**What this task involves**: Please return the lines of the data that contain "Images".

Items from a dataset
==*==

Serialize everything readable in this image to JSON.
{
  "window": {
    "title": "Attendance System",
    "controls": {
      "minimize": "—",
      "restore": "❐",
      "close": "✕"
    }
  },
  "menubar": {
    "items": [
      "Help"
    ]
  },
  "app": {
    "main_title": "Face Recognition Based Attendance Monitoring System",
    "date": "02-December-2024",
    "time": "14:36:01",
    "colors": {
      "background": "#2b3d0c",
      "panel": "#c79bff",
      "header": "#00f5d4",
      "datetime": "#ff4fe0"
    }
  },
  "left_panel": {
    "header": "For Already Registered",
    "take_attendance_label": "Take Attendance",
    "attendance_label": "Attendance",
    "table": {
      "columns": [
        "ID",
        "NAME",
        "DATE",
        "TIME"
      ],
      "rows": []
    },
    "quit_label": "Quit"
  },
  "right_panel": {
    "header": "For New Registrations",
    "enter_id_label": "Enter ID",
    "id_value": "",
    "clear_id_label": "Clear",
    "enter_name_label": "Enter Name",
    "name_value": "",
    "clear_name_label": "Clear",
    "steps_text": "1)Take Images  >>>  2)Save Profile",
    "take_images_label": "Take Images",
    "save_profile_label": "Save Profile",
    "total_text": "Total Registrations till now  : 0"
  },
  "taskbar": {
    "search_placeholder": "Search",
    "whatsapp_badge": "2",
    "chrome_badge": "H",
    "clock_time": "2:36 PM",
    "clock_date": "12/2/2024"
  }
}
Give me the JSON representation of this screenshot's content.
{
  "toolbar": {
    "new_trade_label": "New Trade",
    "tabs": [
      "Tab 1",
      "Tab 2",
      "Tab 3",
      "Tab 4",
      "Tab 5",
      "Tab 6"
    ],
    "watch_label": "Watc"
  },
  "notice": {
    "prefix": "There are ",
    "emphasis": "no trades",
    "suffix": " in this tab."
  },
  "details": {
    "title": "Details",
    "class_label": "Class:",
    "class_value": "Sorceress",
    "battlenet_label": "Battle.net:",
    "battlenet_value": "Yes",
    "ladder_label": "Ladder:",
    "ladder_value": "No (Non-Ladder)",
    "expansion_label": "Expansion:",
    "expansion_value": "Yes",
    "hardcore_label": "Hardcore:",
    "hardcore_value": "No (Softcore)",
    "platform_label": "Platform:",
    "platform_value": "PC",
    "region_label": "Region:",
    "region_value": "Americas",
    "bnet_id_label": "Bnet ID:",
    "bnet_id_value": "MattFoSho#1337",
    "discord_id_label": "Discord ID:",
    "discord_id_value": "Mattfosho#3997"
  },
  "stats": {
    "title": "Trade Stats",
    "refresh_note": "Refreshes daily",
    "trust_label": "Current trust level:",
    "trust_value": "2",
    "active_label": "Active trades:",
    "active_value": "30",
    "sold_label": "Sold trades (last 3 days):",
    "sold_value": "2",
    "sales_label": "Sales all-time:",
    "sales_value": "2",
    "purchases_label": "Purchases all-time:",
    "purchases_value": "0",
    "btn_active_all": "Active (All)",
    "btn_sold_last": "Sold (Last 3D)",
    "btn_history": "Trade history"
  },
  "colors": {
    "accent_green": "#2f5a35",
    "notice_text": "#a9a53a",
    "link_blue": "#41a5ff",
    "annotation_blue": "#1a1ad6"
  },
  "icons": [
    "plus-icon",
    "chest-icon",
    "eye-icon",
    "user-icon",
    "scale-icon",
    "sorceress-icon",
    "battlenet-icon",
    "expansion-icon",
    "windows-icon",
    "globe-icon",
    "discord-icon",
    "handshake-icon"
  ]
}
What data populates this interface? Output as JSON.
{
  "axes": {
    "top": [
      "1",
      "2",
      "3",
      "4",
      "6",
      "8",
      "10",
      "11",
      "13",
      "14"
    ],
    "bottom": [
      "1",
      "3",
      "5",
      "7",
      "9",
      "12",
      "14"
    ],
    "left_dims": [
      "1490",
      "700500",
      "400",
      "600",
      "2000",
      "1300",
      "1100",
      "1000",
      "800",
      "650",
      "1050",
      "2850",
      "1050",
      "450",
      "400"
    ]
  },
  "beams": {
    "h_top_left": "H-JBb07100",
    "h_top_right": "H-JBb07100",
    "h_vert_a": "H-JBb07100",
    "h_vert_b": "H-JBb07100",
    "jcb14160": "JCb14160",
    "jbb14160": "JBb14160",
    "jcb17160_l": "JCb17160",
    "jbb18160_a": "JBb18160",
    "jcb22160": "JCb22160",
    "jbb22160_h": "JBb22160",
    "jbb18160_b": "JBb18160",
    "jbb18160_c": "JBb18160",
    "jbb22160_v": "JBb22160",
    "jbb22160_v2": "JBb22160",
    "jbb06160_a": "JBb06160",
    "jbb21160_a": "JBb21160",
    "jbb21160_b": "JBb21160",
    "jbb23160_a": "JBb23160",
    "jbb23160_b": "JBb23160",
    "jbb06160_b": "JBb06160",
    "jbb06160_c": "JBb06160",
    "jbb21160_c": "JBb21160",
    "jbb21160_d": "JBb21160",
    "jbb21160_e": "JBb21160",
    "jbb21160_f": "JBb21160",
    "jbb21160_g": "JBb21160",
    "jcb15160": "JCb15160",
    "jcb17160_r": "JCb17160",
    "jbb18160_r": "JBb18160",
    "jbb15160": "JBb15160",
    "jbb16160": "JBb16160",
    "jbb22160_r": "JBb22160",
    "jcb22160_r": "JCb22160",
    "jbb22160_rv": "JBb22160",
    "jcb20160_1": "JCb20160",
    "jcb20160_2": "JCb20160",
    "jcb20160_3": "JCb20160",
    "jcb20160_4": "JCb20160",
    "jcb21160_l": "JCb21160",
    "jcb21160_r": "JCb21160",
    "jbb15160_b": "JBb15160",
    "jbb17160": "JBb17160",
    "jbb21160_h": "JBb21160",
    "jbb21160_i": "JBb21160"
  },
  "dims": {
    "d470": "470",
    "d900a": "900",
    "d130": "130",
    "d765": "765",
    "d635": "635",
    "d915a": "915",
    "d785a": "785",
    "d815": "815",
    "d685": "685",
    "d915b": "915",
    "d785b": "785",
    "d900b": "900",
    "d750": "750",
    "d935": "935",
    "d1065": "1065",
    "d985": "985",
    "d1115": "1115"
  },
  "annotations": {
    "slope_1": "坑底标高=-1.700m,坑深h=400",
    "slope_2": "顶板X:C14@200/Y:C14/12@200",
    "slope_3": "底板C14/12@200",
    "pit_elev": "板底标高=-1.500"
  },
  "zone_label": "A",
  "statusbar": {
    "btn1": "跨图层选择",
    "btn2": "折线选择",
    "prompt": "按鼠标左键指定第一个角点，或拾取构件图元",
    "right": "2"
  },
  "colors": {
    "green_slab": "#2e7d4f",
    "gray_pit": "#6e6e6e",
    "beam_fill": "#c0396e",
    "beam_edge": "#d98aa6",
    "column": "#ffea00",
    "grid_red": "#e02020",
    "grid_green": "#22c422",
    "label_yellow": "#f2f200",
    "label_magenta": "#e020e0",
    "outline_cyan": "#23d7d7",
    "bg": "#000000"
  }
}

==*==

**Response to this task**:
    "steps_text": "1)Take Images  >>>  2)Save Profile",
    "take_images_label": "Take Images",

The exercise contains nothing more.